[Provided material]
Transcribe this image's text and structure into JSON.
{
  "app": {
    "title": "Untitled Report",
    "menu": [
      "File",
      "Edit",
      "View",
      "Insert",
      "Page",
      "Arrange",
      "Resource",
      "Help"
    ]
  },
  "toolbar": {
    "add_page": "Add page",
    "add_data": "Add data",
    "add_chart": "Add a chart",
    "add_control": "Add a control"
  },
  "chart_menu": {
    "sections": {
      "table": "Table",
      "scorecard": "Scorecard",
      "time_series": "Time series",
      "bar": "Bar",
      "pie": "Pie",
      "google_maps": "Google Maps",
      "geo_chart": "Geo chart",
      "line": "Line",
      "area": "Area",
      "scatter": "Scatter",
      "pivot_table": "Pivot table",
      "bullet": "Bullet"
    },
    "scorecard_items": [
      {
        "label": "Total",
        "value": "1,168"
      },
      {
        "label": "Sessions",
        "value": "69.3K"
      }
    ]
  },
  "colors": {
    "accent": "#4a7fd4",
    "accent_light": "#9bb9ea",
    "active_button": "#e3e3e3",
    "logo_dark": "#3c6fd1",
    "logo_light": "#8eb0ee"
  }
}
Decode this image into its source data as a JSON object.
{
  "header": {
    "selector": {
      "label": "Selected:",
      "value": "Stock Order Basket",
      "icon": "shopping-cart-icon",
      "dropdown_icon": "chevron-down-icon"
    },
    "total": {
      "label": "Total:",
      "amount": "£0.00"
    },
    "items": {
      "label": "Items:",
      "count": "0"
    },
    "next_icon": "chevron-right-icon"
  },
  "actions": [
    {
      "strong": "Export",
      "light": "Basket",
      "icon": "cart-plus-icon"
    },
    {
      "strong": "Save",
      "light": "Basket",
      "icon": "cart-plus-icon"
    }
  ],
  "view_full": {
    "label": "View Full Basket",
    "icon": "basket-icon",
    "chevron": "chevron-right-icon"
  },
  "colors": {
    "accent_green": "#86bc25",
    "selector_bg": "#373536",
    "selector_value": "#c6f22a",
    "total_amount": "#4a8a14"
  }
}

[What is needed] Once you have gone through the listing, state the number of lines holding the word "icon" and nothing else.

[Reply to the exercise] 7